[Dataset rows for apps and sites]
______________________________

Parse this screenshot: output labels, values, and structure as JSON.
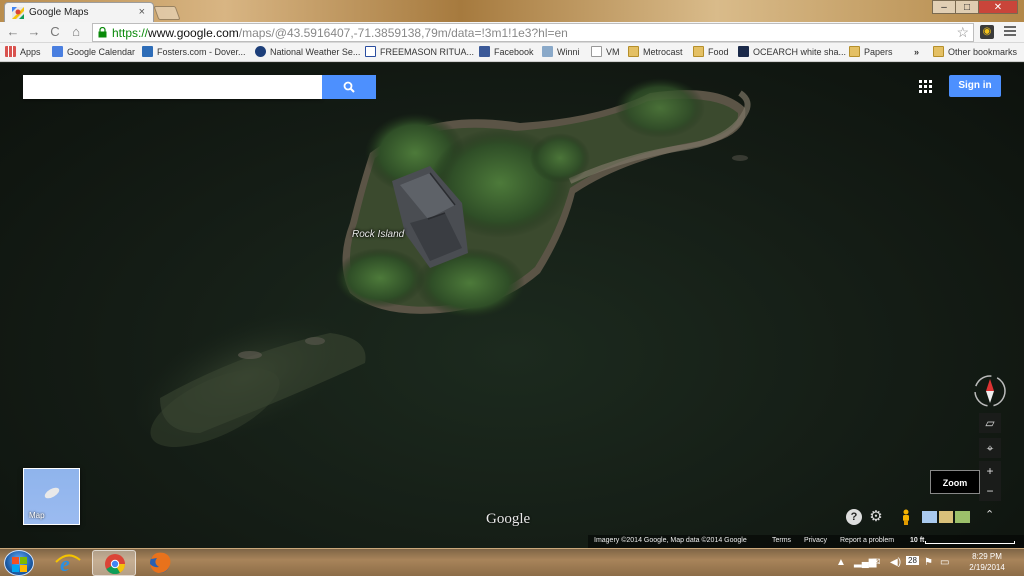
{
  "browser": {
    "tab_title": "Google Maps",
    "tab_close": "×",
    "window_controls": {
      "minimize": "‒",
      "maximize": "□",
      "close": "✕"
    },
    "url": {
      "scheme": "https://",
      "host": "www.google.com",
      "path": "/maps/@43.5916407,-71.3859138,79m/data=!3m1!1e3?hl=en"
    },
    "nav": {
      "back": "←",
      "forward": "→",
      "reload": "C",
      "home": "⌂"
    },
    "star": "☆"
  },
  "bookmarks": [
    {
      "label": "Apps",
      "icon": "apps-icon"
    },
    {
      "label": "Google Calendar",
      "icon": "calendar-icon"
    },
    {
      "label": "Fosters.com - Dover...",
      "icon": "fosters-icon"
    },
    {
      "label": "National Weather Se...",
      "icon": "weather-icon"
    },
    {
      "label": "FREEMASON RITUA...",
      "icon": "compass-square-icon"
    },
    {
      "label": "Facebook",
      "icon": "facebook-icon"
    },
    {
      "label": "Winni",
      "icon": "image-icon"
    },
    {
      "label": "VM",
      "icon": "page-icon"
    },
    {
      "label": "Metrocast",
      "icon": "folder-icon"
    },
    {
      "label": "Food",
      "icon": "folder-icon"
    },
    {
      "label": "OCEARCH white sha...",
      "icon": "ocearch-icon"
    },
    {
      "label": "Papers",
      "icon": "folder-icon"
    }
  ],
  "bookmarks_overflow": "»",
  "other_bookmarks": "Other bookmarks",
  "map": {
    "search_placeholder": "",
    "sign_in": "Sign in",
    "place_label": "Rock Island",
    "minimap_label": "Map",
    "zoom_tooltip": "Zoom",
    "zoom_in": "+",
    "zoom_out": "−",
    "google_logo": "Google",
    "attribution": {
      "imagery": "Imagery ©2014 Google, Map data ©2014 Google",
      "terms": "Terms",
      "privacy": "Privacy",
      "report": "Report a problem",
      "scale": "10 ft"
    },
    "help": "?",
    "settings": "⚙",
    "expand": "⌃"
  },
  "taskbar": {
    "clock_time": "8:29 PM",
    "clock_date": "2/19/2014",
    "calendar_day": "28",
    "tray_arrow": "▲"
  }
}
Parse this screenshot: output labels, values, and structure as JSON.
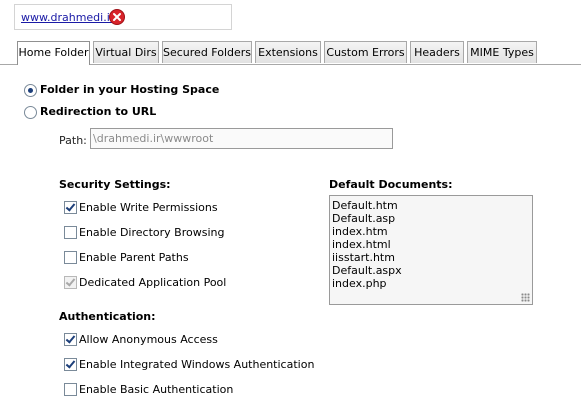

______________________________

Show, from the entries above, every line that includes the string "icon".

      "icon": "apps-icon"
      "icon": "calendar-icon"
      "icon": "fosters-icon"
      "icon": "weather-icon"
      "icon": "compass-square-icon"
      "icon": "facebook-icon"
      "icon": "image-icon"
      "icon": "page-icon"
      "icon": "folder-icon"
      "icon": "folder-icon"
      "icon": "ocearch-icon"
      "icon": "folder-icon"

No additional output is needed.